### PROBLEM TO WORK ON
From the material below, copy every line in which the word "date" occurs.
+++ INFORMATION SHOWN
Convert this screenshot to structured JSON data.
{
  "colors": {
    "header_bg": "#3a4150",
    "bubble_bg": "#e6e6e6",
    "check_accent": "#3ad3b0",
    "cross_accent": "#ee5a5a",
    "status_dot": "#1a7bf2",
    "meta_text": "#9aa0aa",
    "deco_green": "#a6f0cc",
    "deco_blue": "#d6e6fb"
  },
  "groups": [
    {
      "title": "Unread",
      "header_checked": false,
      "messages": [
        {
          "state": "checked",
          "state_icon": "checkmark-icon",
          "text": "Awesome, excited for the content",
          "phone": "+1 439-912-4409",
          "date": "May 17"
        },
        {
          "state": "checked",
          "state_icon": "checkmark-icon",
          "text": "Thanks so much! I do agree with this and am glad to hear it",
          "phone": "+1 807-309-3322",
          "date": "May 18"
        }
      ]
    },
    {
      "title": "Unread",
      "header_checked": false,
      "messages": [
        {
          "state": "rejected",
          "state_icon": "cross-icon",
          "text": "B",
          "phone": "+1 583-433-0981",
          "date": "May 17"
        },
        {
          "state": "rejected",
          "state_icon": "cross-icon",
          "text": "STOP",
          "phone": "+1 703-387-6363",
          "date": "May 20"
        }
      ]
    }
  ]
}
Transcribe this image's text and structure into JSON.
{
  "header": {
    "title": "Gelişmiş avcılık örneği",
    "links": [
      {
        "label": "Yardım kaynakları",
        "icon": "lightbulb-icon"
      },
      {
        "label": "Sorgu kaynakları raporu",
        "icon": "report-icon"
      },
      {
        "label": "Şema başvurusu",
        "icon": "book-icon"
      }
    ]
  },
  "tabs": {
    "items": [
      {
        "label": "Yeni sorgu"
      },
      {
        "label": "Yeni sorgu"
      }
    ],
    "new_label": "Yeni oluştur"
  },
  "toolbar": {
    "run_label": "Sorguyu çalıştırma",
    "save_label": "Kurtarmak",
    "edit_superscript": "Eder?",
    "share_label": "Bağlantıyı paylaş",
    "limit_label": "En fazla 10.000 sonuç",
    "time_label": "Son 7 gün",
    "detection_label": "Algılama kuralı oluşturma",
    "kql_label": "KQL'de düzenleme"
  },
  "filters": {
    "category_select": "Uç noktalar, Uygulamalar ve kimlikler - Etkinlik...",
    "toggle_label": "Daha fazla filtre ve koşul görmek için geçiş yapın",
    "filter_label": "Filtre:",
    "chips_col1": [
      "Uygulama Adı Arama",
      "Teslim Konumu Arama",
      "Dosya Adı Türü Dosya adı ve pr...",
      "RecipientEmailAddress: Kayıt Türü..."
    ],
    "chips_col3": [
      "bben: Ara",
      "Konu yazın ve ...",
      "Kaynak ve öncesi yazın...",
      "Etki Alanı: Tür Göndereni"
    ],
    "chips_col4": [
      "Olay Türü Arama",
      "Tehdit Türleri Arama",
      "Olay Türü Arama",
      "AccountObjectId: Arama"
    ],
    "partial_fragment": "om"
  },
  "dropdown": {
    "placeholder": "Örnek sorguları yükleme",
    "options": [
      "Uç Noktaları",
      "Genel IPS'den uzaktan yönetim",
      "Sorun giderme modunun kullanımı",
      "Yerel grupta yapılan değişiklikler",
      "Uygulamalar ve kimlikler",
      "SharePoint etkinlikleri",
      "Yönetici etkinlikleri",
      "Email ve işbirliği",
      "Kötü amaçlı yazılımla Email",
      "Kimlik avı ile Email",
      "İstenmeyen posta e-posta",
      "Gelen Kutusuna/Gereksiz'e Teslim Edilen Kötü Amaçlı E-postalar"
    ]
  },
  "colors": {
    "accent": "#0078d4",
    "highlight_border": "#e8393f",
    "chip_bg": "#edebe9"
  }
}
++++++
### EXERCISE RESPONSE
          "date": "May 17"
          "date": "May 18"
          "date": "May 17"
          "date": "May 20"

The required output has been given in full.